Homocysteine a highly inflammatory molecule and neuro-excitatory NT is also high secondary to low B12.

So they gave him:


And the result to his intractable body wide pain?


Complete remission of his pain in one month.

Oh and no new mouth ulcers or sore tongue either.

The only solution to the pain of a drawing pin in your foot, is drawing pin removal – that is living in reality. 

Your body will adapt to the pain in the foot, you change your gait, it hurts less, you adapt your lifestyle to irritate it less.

You might even take some NSAID’s or gabapentin for the diagnosis of   “hurty foot syndrome” or HFS as it is known in the NHS.

But it still hurts and then your back starts to hurt too, and your neck and your knee – your gait has slowly challenged your neuro-mechanical system and it has reached failure.

Yes you will find compensation all through the spine and limbs and you can call it what you want – subluxations, fixations, dysfunction, trigger points,  and on and on.

Now, you might be the best adjustor on the planet, do every seminar going, be the fastest and the most specific.

You have sold your patients on benefits of care, maybe even the overall health benefits, wellness for all.

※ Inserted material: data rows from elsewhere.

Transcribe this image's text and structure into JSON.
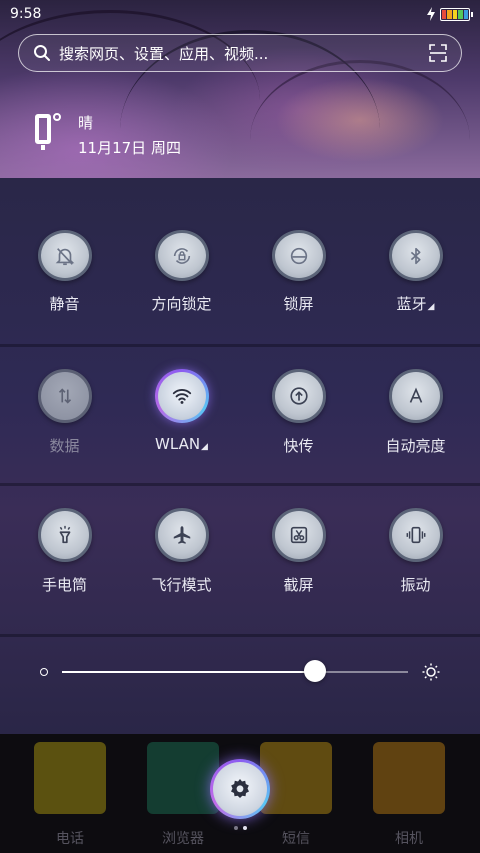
{
  "status_bar": {
    "time": "9:58"
  },
  "search": {
    "placeholder": "搜索网页、设置、应用、视频..."
  },
  "weather": {
    "condition": "晴",
    "date": "11月17日 周四"
  },
  "toggles": [
    {
      "label": "静音",
      "icon": "bell-off-icon"
    },
    {
      "label": "方向锁定",
      "icon": "rotation-lock-icon"
    },
    {
      "label": "锁屏",
      "icon": "lock-icon"
    },
    {
      "label": "蓝牙",
      "icon": "bluetooth-icon"
    },
    {
      "label": "数据",
      "icon": "mobile-data-icon"
    },
    {
      "label": "WLAN",
      "icon": "wifi-icon"
    },
    {
      "label": "快传",
      "icon": "quick-transfer-icon"
    },
    {
      "label": "自动亮度",
      "icon": "auto-brightness-icon"
    },
    {
      "label": "手电筒",
      "icon": "flashlight-icon"
    },
    {
      "label": "飞行模式",
      "icon": "airplane-icon"
    },
    {
      "label": "截屏",
      "icon": "screenshot-icon"
    },
    {
      "label": "振动",
      "icon": "vibrate-icon"
    }
  ],
  "brightness": {
    "level": 0.73
  },
  "dock": [
    {
      "label": "电话",
      "icon": "phone-icon",
      "color": "#d9c313"
    },
    {
      "label": "浏览器",
      "icon": "browser-icon",
      "color": "#1f8d6a"
    },
    {
      "label": "短信",
      "icon": "messages-icon",
      "color": "#e7b214"
    },
    {
      "label": "相机",
      "icon": "camera-icon",
      "color": "#e79a14"
    }
  ],
  "colors": {
    "accent": "#8c5cf0",
    "accent_secondary": "#59c5f5"
  }
}
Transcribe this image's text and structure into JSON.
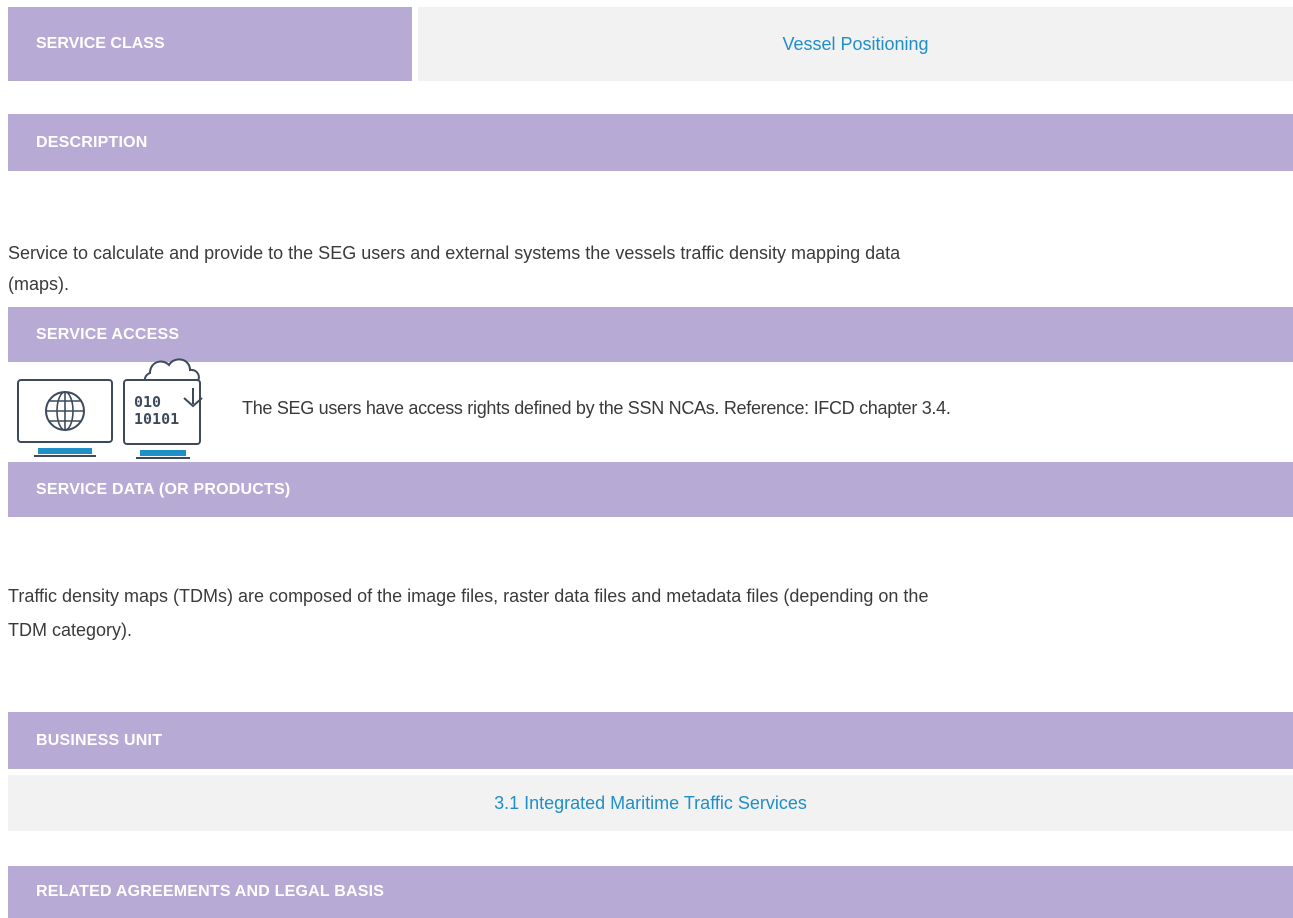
{
  "service_class": {
    "label": "SERVICE CLASS",
    "value": "Vessel Positioning"
  },
  "description": {
    "heading": "DESCRIPTION",
    "line1": "Service to calculate and provide to the SEG users and external systems the vessels traffic density mapping data",
    "line2": "(maps)."
  },
  "service_access": {
    "heading": "SERVICE ACCESS",
    "text": "The SEG users have access rights defined by the SSN NCAs. Reference: IFCD chapter 3.4.",
    "icons": [
      "globe-monitor-icon",
      "cloud-binary-monitor-icon"
    ],
    "binary_line1": "010",
    "binary_line2": "10101"
  },
  "service_data": {
    "heading": "SERVICE DATA (OR PRODUCTS)",
    "line1": "Traffic density maps (TDMs) are composed of the image files, raster data files and metadata files (depending on the",
    "line2": "TDM category)."
  },
  "business_unit": {
    "heading": "BUSINESS UNIT",
    "value": "3.1 Integrated Maritime Traffic Services"
  },
  "related": {
    "heading": "RELATED AGREEMENTS AND LEGAL BASIS"
  },
  "colors": {
    "band": "#b7aad5",
    "value_bg": "#f2f2f2",
    "link": "#1f8fc7",
    "icon_stroke": "#3d4a5c",
    "icon_accent": "#1f8fc7"
  }
}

But if the drawing pin is still in there, those compensations and pain from gait change, not to mention the sodding foot pain, are going to persist.

You will help the pain a bit, and they would be truly grateful.

You have, after all helped them more than anyone else.

But would it be more ethical just to remove the sodding drawing pin?

If you ONLY want to do your specialist technique techniques for a patient, ignoring other issues, then you are a therapist. 

But clinicians diagnose and treat or refer accordingly.

B12 deficiency leads to permanent neurological damage including dementia. 

How would you feel if you sent a loved one off to a DC/DO that was brilliant at manual therapy of many kinds, but ignored the root cause.

Then they sold them a theory and package of care and assumed if there was anything really to be done the GP/NHS would sort it.

And they ended up permanently damaged or dead?

Not good enough. 

Behaving like a therapist when you are a qualified clinician is like an adult behaving like a child. Unwilling to take any of the responsibility that comes with being an adult.

You may think you can refer out for nutrition, after all you are a true Chiropractor/Osteopath.



People are f****ed up, good luck with that hole in one adjustment now BJ.

Are you going to live in reality or theory? Maybe your theories are not quite as good as you sell them as?


The real issue is how would you know they needed referring out?


If you didn’t know glossitis and mouth ulcers are symptoms of B12 deficiency, you would know to refer out, would you?

If his blood levels of B12 were normal I still would have given him B12, because the clinical picture is the most important thing.

Oh and do I resolve all my patients’ issues, 100% of the time by ripping out the primary?

If only it were that easy.

Sometimes it is just not possible for a variety of reasons – mine and theirs.

But if I am treating compensation to relieve their suffering, I know I am doing it and so do they.